WW1 Centenary remembered. This a personal tribute to my Great Uncle who served in the army during WW1 and died for his country.
As a member of the Cheshire Artists Network I was asked to be part of a touring exhibition to commemorate the WW1 centenary. My thoughts turned immediately to my Great Uncle Albert Eardley Lloyd. In 2004 my eldest brother Kevan and my Dad discovered an old photograph in my Grandad’s biscuit tin (where all the old photo’s are kept!), they were so intrigued they just had to find out who he was. This is how the story goes….
That first photograph
Albert enlisted in August 1914, right at the start of WW1. He joined the Cheshire Regiment, as a Private in the 8th Battalion. On the 20th August 1914 Albert was sent to Tidworth Training camp, Salisbury Plains for basic army training. In October he was moved to Chilseldon, Wiltshire for training in warfare, then onto Pirbright and Aldershot in February 1915 for even more training!
On 26th June 1915 Albert left for Egypt on the troopship HMS Ivernia from Avonmouth. After his initial taste of warefar he disembarked the Ivernia at Gallipoli 7th July 1915. After months of fighting in atrocious conditions, Albert was one of men saved as part of the mass evacuation of Gallipoli in early January 1916. On 30th January Albert was shipped to Egypt, to Port Said and served on the Suez Canal.
Albert in his army uniform
On the 15th February 1916 he then went on to Mesopotamia to fight the Ottoman Turks. It is here that Albert is promoted from Private to Lance Corporal to acting Corporal. Here the conditions were terrible. Blazing heat and terrible sandstorms made life very difficult. Dysentery and Cholera were rife and it is here that Albert died. On 31st July 1916 Albert was on the sick list and died the next day 1st August cause listed as ‘of disease’. Albert was buried at the Almara War Cemetery, in Almara al Kut, now Iraq. Albert was posthumously awarded 3 medals, The Victory medal, The British War Medal and The Star.

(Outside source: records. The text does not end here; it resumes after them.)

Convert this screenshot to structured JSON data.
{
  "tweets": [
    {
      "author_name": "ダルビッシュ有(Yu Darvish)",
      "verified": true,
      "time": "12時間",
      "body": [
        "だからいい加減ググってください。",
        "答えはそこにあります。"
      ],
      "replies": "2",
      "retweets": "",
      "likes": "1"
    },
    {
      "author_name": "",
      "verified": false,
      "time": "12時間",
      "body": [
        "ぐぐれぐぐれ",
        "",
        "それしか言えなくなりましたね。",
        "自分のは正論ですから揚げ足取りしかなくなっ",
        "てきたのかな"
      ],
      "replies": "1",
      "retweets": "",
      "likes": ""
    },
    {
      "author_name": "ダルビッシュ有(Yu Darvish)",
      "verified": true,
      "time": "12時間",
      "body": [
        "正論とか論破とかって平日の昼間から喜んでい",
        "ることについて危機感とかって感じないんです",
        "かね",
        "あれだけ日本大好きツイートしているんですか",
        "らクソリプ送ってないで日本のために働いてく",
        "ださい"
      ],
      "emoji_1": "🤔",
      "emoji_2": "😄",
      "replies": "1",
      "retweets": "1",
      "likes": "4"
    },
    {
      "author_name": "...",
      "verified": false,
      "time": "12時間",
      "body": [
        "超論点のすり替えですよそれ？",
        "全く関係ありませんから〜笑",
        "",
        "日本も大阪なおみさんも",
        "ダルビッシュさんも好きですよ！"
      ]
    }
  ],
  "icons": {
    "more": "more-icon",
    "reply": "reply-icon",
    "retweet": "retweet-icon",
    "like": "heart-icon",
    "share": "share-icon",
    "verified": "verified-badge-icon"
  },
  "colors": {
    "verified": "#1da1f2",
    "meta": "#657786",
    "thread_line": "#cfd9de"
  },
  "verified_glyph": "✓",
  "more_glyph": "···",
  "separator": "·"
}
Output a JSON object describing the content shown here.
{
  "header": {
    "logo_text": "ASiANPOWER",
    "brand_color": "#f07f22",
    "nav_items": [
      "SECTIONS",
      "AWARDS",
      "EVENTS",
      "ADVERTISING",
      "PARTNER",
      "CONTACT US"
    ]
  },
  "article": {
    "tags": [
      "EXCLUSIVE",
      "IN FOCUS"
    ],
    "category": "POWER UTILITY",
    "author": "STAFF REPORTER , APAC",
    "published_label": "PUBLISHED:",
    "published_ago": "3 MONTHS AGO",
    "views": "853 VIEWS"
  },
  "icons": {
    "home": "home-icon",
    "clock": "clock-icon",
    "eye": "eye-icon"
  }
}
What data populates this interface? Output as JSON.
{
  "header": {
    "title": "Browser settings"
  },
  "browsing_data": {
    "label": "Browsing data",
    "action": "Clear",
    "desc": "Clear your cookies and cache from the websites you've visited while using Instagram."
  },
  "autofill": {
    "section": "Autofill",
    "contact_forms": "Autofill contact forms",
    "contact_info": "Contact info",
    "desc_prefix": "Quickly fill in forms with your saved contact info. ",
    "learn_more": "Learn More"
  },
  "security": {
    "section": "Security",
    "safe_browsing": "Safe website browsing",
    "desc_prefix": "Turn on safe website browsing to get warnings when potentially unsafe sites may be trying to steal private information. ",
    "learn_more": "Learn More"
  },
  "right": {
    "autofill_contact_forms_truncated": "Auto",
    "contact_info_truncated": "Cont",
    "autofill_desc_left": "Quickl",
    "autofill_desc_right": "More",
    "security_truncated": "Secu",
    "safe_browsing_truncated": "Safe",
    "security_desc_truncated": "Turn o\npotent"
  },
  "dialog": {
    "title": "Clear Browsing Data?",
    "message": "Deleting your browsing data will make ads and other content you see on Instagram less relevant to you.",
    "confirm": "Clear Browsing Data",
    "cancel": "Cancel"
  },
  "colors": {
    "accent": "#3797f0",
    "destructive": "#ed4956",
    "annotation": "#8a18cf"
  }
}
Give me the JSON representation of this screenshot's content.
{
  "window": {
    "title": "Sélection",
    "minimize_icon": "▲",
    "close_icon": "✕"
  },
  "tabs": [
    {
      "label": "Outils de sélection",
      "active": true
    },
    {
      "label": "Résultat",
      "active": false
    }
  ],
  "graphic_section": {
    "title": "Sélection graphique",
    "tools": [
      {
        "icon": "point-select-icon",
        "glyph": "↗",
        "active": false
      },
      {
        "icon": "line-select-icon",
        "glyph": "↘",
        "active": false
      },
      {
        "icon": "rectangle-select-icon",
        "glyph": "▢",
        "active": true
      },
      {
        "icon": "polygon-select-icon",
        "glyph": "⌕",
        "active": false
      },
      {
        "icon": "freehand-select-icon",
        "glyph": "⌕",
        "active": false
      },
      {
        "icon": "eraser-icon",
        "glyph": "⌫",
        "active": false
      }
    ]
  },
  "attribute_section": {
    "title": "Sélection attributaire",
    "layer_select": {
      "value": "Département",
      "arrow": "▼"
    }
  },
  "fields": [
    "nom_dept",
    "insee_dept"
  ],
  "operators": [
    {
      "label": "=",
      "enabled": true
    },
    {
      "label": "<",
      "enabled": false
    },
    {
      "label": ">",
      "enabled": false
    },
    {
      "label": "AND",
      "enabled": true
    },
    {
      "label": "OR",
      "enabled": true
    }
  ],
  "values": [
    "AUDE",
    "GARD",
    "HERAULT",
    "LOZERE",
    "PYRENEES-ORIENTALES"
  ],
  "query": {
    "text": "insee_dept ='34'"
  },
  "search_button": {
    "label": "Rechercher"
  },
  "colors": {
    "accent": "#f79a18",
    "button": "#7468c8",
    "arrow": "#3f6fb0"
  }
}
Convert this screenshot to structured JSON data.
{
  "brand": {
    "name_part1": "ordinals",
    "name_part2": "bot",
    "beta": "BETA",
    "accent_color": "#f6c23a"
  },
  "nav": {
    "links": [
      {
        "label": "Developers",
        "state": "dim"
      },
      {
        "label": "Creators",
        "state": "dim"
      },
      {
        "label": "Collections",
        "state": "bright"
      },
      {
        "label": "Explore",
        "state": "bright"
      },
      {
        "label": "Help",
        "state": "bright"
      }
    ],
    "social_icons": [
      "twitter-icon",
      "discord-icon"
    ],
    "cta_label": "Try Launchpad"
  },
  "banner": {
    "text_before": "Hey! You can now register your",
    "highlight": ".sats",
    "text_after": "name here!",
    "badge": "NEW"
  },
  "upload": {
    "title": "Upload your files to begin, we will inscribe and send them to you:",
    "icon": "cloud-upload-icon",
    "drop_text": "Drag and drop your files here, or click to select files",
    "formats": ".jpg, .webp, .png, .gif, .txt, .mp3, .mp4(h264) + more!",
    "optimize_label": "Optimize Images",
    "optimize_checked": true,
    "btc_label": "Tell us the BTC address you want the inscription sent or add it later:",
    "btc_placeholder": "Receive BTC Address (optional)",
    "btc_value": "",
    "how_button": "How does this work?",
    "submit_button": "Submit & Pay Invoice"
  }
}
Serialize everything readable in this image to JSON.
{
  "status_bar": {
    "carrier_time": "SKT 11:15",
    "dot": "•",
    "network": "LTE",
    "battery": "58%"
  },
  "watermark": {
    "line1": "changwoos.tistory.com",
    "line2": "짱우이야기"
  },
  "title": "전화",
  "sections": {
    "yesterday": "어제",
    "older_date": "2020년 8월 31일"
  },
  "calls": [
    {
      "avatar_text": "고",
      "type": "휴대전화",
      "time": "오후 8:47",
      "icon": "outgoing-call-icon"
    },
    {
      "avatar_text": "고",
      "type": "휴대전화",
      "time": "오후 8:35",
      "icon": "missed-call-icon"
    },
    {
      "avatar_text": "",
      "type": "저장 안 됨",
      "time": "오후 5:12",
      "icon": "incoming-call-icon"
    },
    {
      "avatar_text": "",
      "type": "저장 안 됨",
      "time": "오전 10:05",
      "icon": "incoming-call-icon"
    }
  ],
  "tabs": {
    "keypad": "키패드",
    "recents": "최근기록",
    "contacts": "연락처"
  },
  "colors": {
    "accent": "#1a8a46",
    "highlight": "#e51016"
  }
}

Albert’s mother Jessie always wore a locket holding a picture of Albert in his army uniform. On the other side of the locket was a picture of his cousin Thomas Lawton Lloyd, who also fought in WW1.
As my personal tribute to commemorate WW1 centenary and as part of the Cheshire Artists Network touring exhibition I decided to make contemporary lockets in memory of Albert Eardley and to recognise the love of family. Jessie always wore this locket and Albert’s image can still be seen on the photographs.
Albert’s Mum wearing the locket
I have kept my sterling silver lockets contemporary and modern, with an opening catch to place your photographs of your loved ones inside. I hope you like them!
Contemporary silver locket
Throughout the making of my lockets and the making of this blog I have been very mindful of the work carried out by my both my Dad and my brother who researched Albert Eardley, Kevan even went on to write a book about him. I would therefore like to dedicate this blog to my late father and brother, Albert Sydney Lloyd and Kevan Albert Lloyd, who both bore Albert Eardley’s name. I love and miss you both x
Dad and Kev with the original locket!
Further information about the Cheshire Artists Network and it’s WW1 centenary exhibition can be found here http://c-a-n.co.uk/news/article/great_news_